Exercise goal ::
Leave the pictures out and write out the rest of the listing word for word.

★ ★ ★

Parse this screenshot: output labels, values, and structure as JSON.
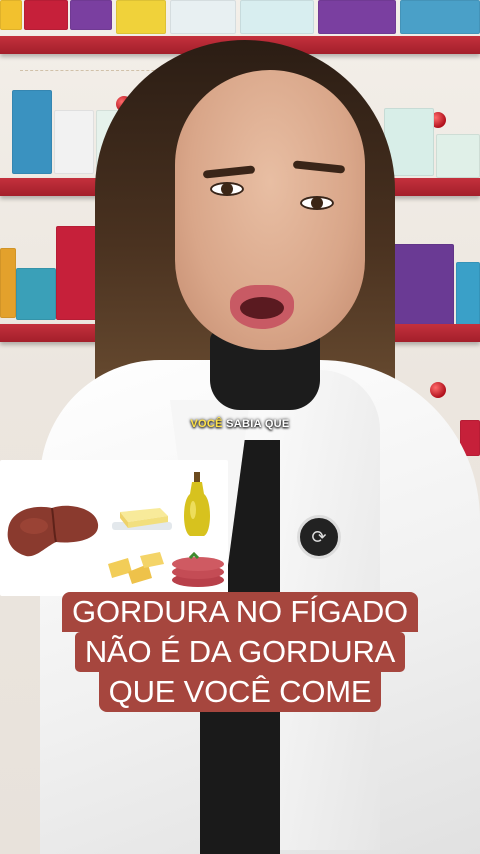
{
  "caption": {
    "highlight": "VOCÊ",
    "rest": " SABIA QUE"
  },
  "headline": {
    "lines": [
      "GORDURA NO FÍGADO",
      "NÃO É DA GORDURA",
      "QUE VOCÊ COME"
    ]
  },
  "inset_image": {
    "items": [
      "liver-icon",
      "butter-icon",
      "olive-oil-icon",
      "cheese-icon",
      "bacon-icon"
    ]
  },
  "colors": {
    "headline_bg": "#a6463e",
    "headline_text": "#ffffff",
    "caption_highlight": "#ffe24a",
    "shelf_red": "#b5202c"
  }
}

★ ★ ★

Expected answer ::
Parse this screenshot: output labels, values, and structure as JSON.
{
  "caption": {
    "highlight": "VOCÊ",
    "rest": " SABIA QUE"
  },
  "headline": {
    "lines": [
      "GORDURA NO FÍGADO",
      "NÃO É DA GORDURA",
      "QUE VOCÊ COME"
    ]
  },
  "inset_image": {
    "items": [
      "liver-icon",
      "butter-icon",
      "olive-oil-icon",
      "cheese-icon",
      "bacon-icon"
    ]
  },
  "colors": {
    "headline_bg": "#a6463e",
    "headline_text": "#ffffff",
    "caption_highlight": "#ffe24a",
    "shelf_red": "#b5202c"
  }
}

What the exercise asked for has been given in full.